Wherever the string "JSON" appears in the entries below, return the line that holds it.

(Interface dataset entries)
※

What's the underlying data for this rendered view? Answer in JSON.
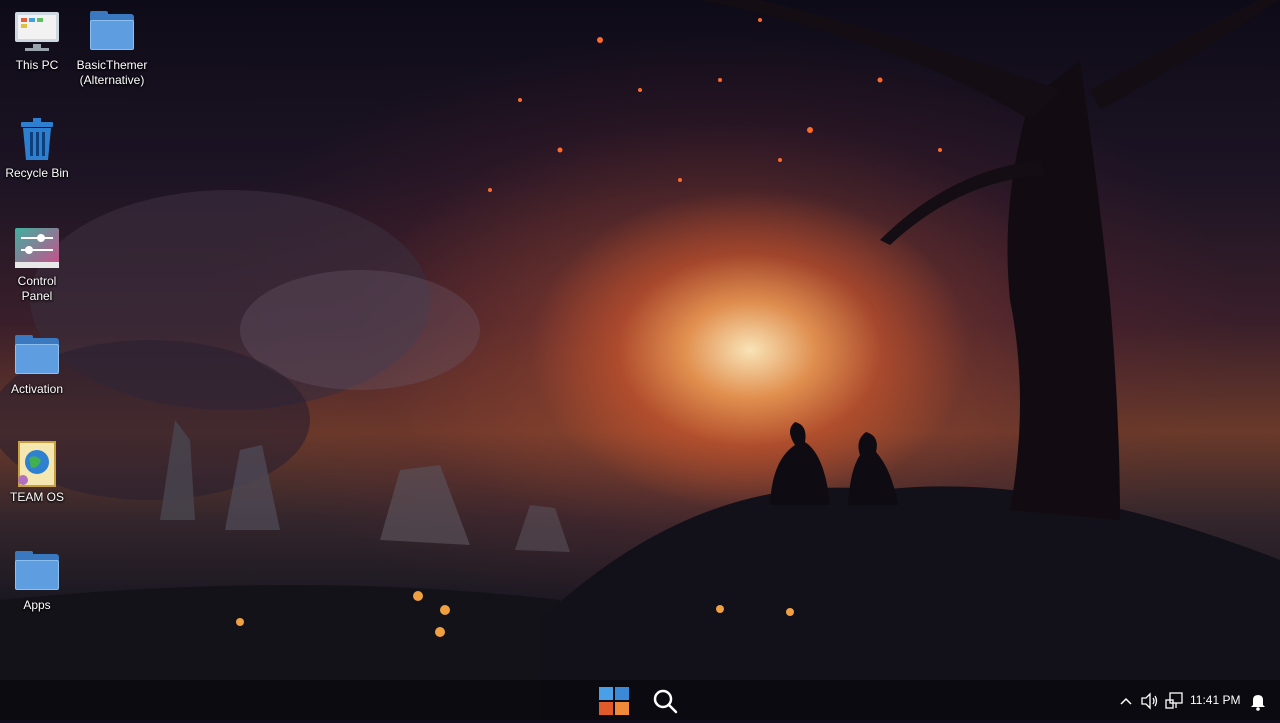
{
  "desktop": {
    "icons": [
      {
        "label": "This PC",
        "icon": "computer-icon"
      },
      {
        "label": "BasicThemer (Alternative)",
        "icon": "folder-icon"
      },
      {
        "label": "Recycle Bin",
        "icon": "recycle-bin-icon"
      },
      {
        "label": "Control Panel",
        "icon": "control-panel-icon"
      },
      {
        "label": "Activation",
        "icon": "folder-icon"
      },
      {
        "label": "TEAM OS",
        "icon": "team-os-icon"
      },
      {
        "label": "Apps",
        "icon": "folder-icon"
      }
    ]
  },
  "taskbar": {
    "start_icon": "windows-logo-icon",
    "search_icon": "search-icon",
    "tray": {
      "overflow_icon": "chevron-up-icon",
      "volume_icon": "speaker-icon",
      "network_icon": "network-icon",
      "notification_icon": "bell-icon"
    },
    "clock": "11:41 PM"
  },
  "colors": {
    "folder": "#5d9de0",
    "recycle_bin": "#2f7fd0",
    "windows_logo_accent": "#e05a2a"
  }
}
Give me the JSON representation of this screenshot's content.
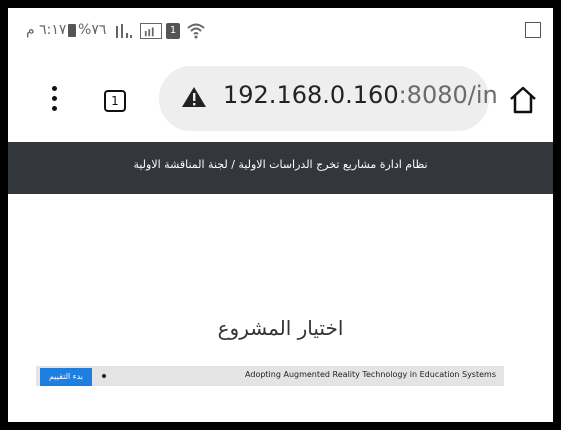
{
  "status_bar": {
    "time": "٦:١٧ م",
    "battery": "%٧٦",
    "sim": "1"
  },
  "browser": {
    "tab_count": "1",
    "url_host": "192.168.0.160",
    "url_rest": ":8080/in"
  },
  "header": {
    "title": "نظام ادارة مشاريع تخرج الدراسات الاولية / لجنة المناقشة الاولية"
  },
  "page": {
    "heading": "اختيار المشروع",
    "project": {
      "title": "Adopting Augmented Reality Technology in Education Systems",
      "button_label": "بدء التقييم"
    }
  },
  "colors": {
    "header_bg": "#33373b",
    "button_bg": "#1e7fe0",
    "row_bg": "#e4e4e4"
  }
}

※

Solution below:
What's the underlying data for this rendered view? Answer in JSON.
Give me the JSON representation of this screenshot's content.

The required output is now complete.